PROBLEM REQUIREMENTS: Repeat each entry exactly. Drop every image.

ENTRIES PROVIDED:
┄┄┄┄┄┄┄┄┄┄

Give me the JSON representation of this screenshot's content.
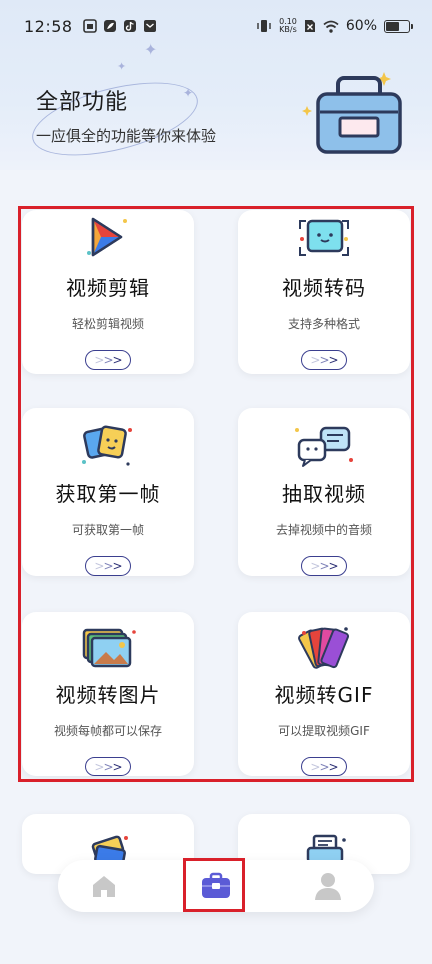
{
  "status_bar": {
    "time": "12:58",
    "net_speed_value": "0.10",
    "net_speed_unit": "KB/s",
    "battery_percent": "60%",
    "battery_level": 0.6
  },
  "hero": {
    "title": "全部功能",
    "subtitle": "一应俱全的功能等你来体验"
  },
  "cards": [
    {
      "title": "视频剪辑",
      "desc": "轻松剪辑视频",
      "icon": "play-video-icon"
    },
    {
      "title": "视频转码",
      "desc": "支持多种格式",
      "icon": "transcode-screen-icon"
    },
    {
      "title": "获取第一帧",
      "desc": "可获取第一帧",
      "icon": "frames-icon"
    },
    {
      "title": "抽取视频",
      "desc": "去掉视频中的音频",
      "icon": "chat-bubbles-icon"
    },
    {
      "title": "视频转图片",
      "desc": "视频每帧都可以保存",
      "icon": "photo-stack-icon"
    },
    {
      "title": "视频转GIF",
      "desc": "可以提取视频GIF",
      "icon": "color-cards-icon"
    }
  ],
  "bottom_nav": {
    "active": "toolbox",
    "items": [
      "home-icon",
      "toolbox-icon",
      "user-icon"
    ]
  },
  "colors": {
    "accent": "#5b5bd6",
    "highlight": "#d9202a",
    "arrow_border": "#3b3f8f"
  }
}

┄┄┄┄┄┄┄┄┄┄

YOUR SOLUTION:
Give me the JSON representation of this screenshot's content.
{
  "status_bar": {
    "time": "12:58",
    "net_speed_value": "0.10",
    "net_speed_unit": "KB/s",
    "battery_percent": "60%",
    "battery_level": 0.6
  },
  "hero": {
    "title": "全部功能",
    "subtitle": "一应俱全的功能等你来体验"
  },
  "cards": [
    {
      "title": "视频剪辑",
      "desc": "轻松剪辑视频",
      "icon": "play-video-icon"
    },
    {
      "title": "视频转码",
      "desc": "支持多种格式",
      "icon": "transcode-screen-icon"
    },
    {
      "title": "获取第一帧",
      "desc": "可获取第一帧",
      "icon": "frames-icon"
    },
    {
      "title": "抽取视频",
      "desc": "去掉视频中的音频",
      "icon": "chat-bubbles-icon"
    },
    {
      "title": "视频转图片",
      "desc": "视频每帧都可以保存",
      "icon": "photo-stack-icon"
    },
    {
      "title": "视频转GIF",
      "desc": "可以提取视频GIF",
      "icon": "color-cards-icon"
    }
  ],
  "bottom_nav": {
    "active": "toolbox",
    "items": [
      "home-icon",
      "toolbox-icon",
      "user-icon"
    ]
  },
  "colors": {
    "accent": "#5b5bd6",
    "highlight": "#d9202a",
    "arrow_border": "#3b3f8f"
  }
}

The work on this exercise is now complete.